For patients with stage II bulky DLBCL, the NCCN guidelines recommend 6 cycles of R-CHOP with or without subsequent radiation therapy.2,9

The ESMO guidelines also recommend the R-ACVBP regimen (Rituxan® with hydroxydaunorubicin [sold as Lipodox® or Doxil®], cyclophosphamide, vindesine, bleomycin, and prednisolone) to treat bulky DLBCL.1,9

For patients with advanced-stage DLBCL, the NCCN guidelines recommend 6 to 8 cycles (21-day cycle) of R-CHOP with radiation for bulky sites. Alternatively, clinicians may consider dose-adjusted etoposide, prednisone, Oncovin, cyclophosphamide, and hydroxydaunorubicin plus rituximab (DA-EPOCH-R).2,9

Read more about DLBCL treatment

Treatment for Refractory or Relapsed DLBCL

According to the NCCN, for refractory or relapsed DLBCL following high-dose chemotherapy, second-line treatments include the following, all of which may be given with or without rituximab2,9:

  • DHAP: Decadron® (dexamethasone), Cytosar-U® (cytarabine), and Platinol® (cisplatin)
  • ESHAP: methylprednisolone, etoposide, cytarabine, and cisplatin
  • GDP: Gemzar® (gemcitabine), dexamethasone, and cisplatin
  • GemOx: gemcitabine and Eloxatin (oxaliplatin)
  • ICE: Ifex® (ifosfamide), Paraplatin® (carboplatin), and etoposide
  • MINE: Novantrone® (mitoxantrone), ifosfamide, Mesnex® (mesna), and etoposide

For patients at increased risk for central nervous system involvement or relapse, the guidelines recommend 4 to 8 doses of intrathecal methotrexate and/or cytarabine or systemic methotrexate at 3 to 3.5 g/m2 for prophylaxis.2,9

Read more about DLBCL experimental therapies

Monitoring of DLBCL

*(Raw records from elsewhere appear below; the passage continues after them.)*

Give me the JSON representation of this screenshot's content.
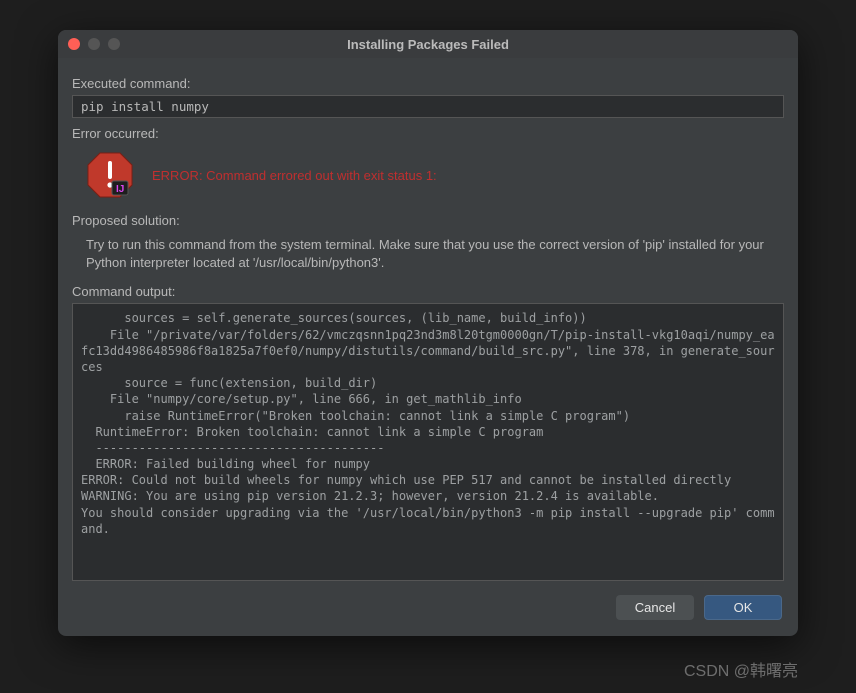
{
  "titlebar": {
    "title": "Installing Packages Failed"
  },
  "labels": {
    "executed": "Executed command:",
    "error_occurred": "Error occurred:",
    "proposed": "Proposed solution:",
    "output": "Command output:"
  },
  "command": "pip install numpy",
  "error_message": "ERROR: Command errored out with exit status 1:",
  "solution_text": "Try to run this command from the system terminal. Make sure that you use the correct version of 'pip' installed for your Python interpreter located at '/usr/local/bin/python3'.",
  "command_output": "      sources = self.generate_sources(sources, (lib_name, build_info))\n    File \"/private/var/folders/62/vmczqsnn1pq23nd3m8l20tgm0000gn/T/pip-install-vkg10aqi/numpy_eafc13dd4986485986f8a1825a7f0ef0/numpy/distutils/command/build_src.py\", line 378, in generate_sources\n      source = func(extension, build_dir)\n    File \"numpy/core/setup.py\", line 666, in get_mathlib_info\n      raise RuntimeError(\"Broken toolchain: cannot link a simple C program\")\n  RuntimeError: Broken toolchain: cannot link a simple C program\n  ----------------------------------------\n  ERROR: Failed building wheel for numpy\nERROR: Could not build wheels for numpy which use PEP 517 and cannot be installed directly\nWARNING: You are using pip version 21.2.3; however, version 21.2.4 is available.\nYou should consider upgrading via the '/usr/local/bin/python3 -m pip install --upgrade pip' command.\n",
  "buttons": {
    "cancel": "Cancel",
    "ok": "OK"
  },
  "watermark": "CSDN @韩曙亮"
}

PET should be performed to confirm complete remission of DLBCL. Following the Deauville criteria, end-of-treatment scan comparisons should be made with baseline scans in order to document DLBCL remission.11 Patients in complete remission should undergo clinical follow-up every 3 to 6 months for 5 years to monitor for relapse. These visits should include a CBC count, comprehensive metabolic panel, and LDH level measurement. After 5 years, these tests should be conducted annually or as clinically needed.9

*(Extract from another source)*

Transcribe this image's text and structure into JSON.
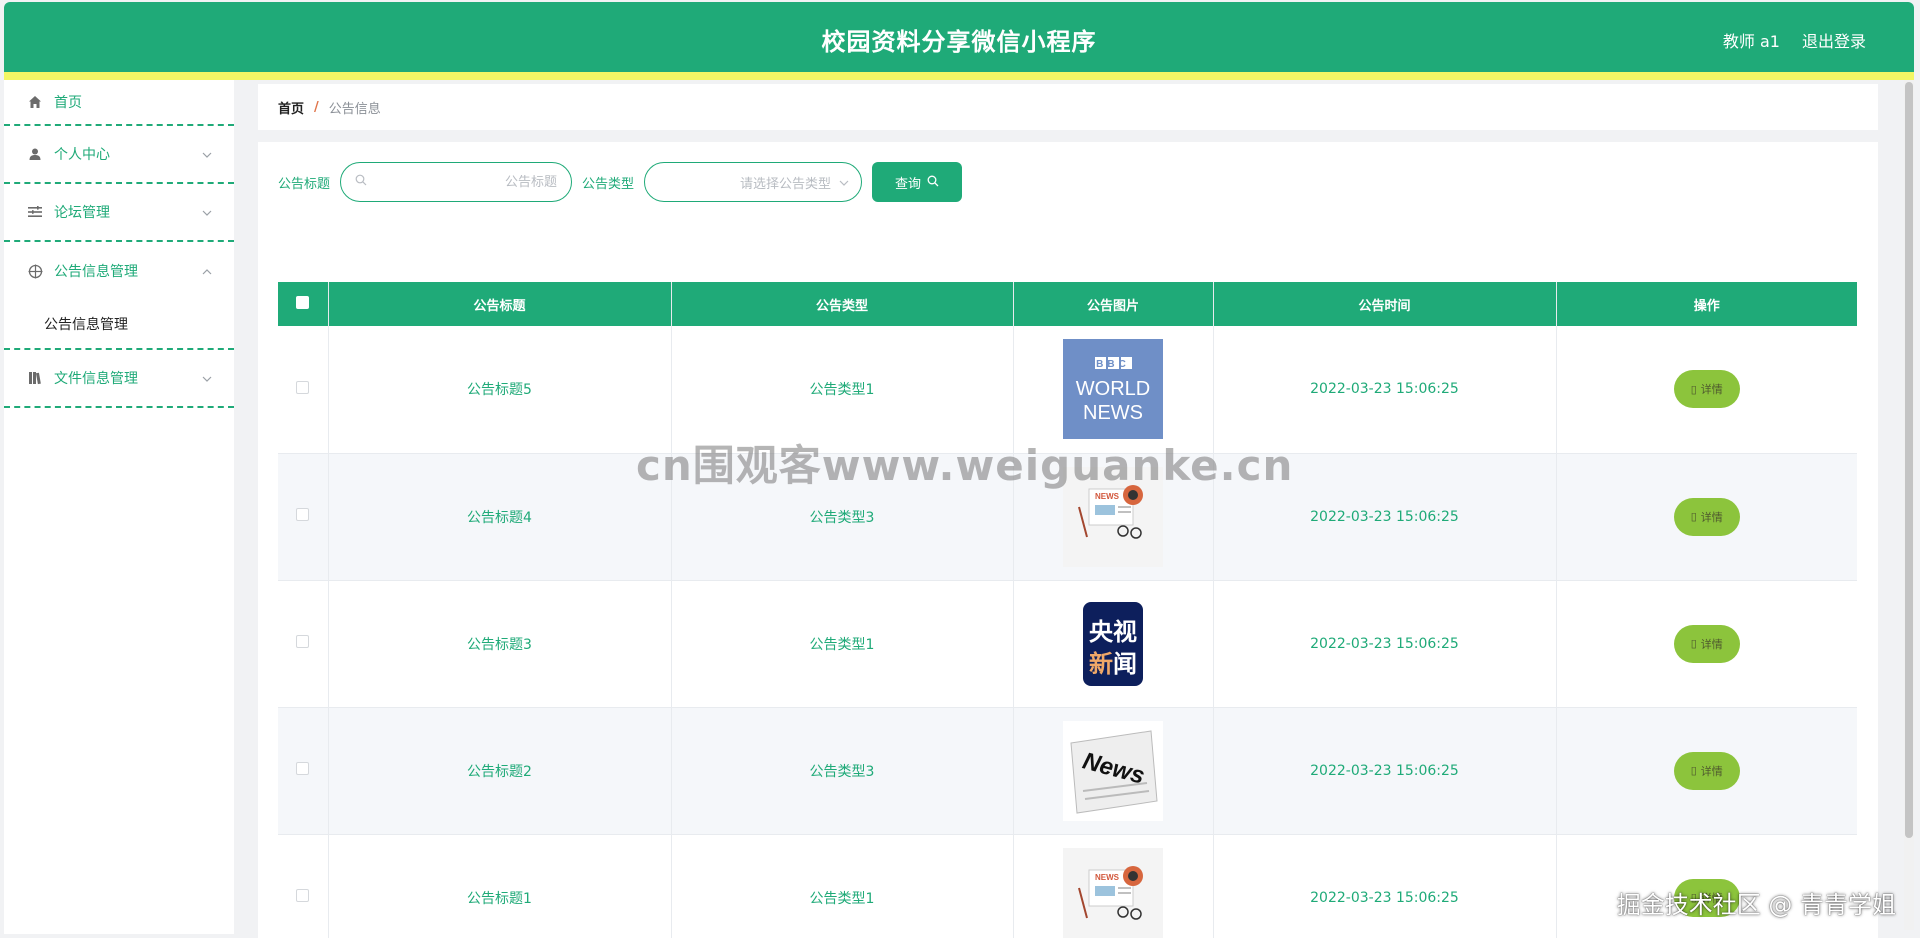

For 2 years after the completion of treatment, CT-PET is recommended no more often than every 6 months and then only as clinically needed.9

Read more about DLBCL prognosis

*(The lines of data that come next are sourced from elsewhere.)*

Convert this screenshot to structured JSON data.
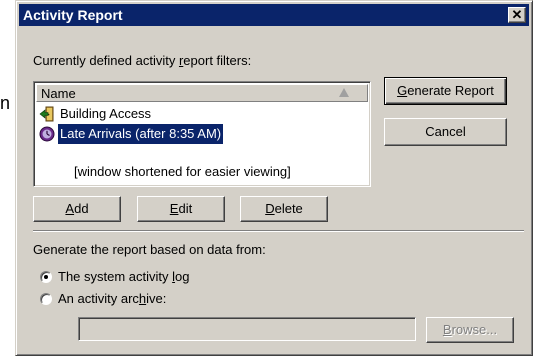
{
  "background": {
    "fragment_text": "n"
  },
  "window": {
    "title": "Activity Report",
    "close_symbol": "✕"
  },
  "filters": {
    "label_before": "Currently defined activity ",
    "label_hotkey": "r",
    "label_after": "eport filters:",
    "column_header": "Name",
    "rows": [
      {
        "label": "Building Access",
        "icon": "door-icon",
        "selected": false
      },
      {
        "label": "Late Arrivals (after 8:35 AM)",
        "icon": "clock-badge-icon",
        "selected": true
      },
      {
        "label": "[window shortened for easier viewing]",
        "icon": "",
        "selected": false
      }
    ]
  },
  "buttons": {
    "generate": {
      "hotkey": "G",
      "rest": "enerate Report"
    },
    "cancel": {
      "label": "Cancel"
    },
    "add": {
      "hotkey": "A",
      "rest": "dd"
    },
    "edit": {
      "hotkey": "E",
      "rest": "dit"
    },
    "delete": {
      "hotkey": "D",
      "rest": "elete"
    },
    "browse": {
      "hotkey": "B",
      "rest": "rowse..."
    }
  },
  "source": {
    "label": "Generate the report based on data from:",
    "options": [
      {
        "before": "The system activity ",
        "hotkey": "l",
        "after": "og",
        "selected": true
      },
      {
        "before": "An activity arc",
        "hotkey": "h",
        "after": "ive:",
        "selected": false
      }
    ],
    "archive_path": ""
  },
  "colors": {
    "titlebar": "#0a246a",
    "dialog_face": "#d4d0c8",
    "selection": "#0a246a"
  }
}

  1. Tilly H, Gomes da Silva M, Vitolo U, et al. Diffuse large B-cell lymphoma (DLBCL): ESMO Clinical Practice Guidelines for diagnosis, treatment, and follow-up. Ann Oncol. 2015;26:v116-v125. doi:10.1093/annonc/mdv304
  2. NCCN clinical practice guidelines in oncology (NCCN guidelines®) non-Hodgkin’s lymphomas, version 2.2015. National Comprehensive Cancer Network. Published March 3, 2015. Accessed August 12, 2022. 
  3. Zelenetz AD, Gordon LI, Abramson JS, et al. NCCN guidelines insights: B-cell lymphomas, version 3.2019: featured updates to the NCCN guidelines. JNCCN. 2019;17(6):650-661. doi:10.6004/jnccn.2019.0029
  4. NCCN guidelines for patients: diffuse large B-cell lymphoma. National Comprehensive Cancer Network (NCCN). Published 2020. Accessed August 12, 2022. 
  5. NHL: signs and symptoms. Leukemia and Lymphoma Society. Accessed August 12, 2022. 
  6. West H (Jack), Jin JO. Performance status in patients with cancer. JAMA Oncology. 2015;1(7):998. doi:10.1001/jamaoncol.2015.3113
  7. Chaganti S, Illidge T, Barrington S, et al. Guidelines for the management of diffuse large B-cell lymphoma. Br J Haematol. 2016;174(1):43-56. doi:10.1111/bjh.14136
  8. Khan AB, Barrington SF, Mikhaeel NG et al. PET-CT staging of DLBCL accurately identifies and provides new insight into the clinical significance of bone marrow involvement. Blood. 2013;122: 61-67. doi:10.1182/blood-2012-12-473389
  9. Gandhi S. Diffuse large B-cell lymphoma (DLBCL) guidelines. Medscape. Updated May 6, 2021. Accessed August 12, 2022.
  10. Kumar A, Burger IA, Zhang Z, et al. Definition of bulky disease in early stage Hodgkin lymphoma in computed tomography era: prognostic significance of measurements in the coronal and transverse planes. Haematologica. 2016;101(10):1237-1243. doi:10.3324/haematol.2016.141846
  11. Barrington SF, Mikhaeel NG. PET scans for staging and restaging in diffuse large B-cell and follicular lymphomas. Curr Hematol Malig Rep. 2016;11:185-195. doi:10.1007/s11899-016-0318-1

Reviewed by Harshi Dhingra, MD, on 8/18/2022.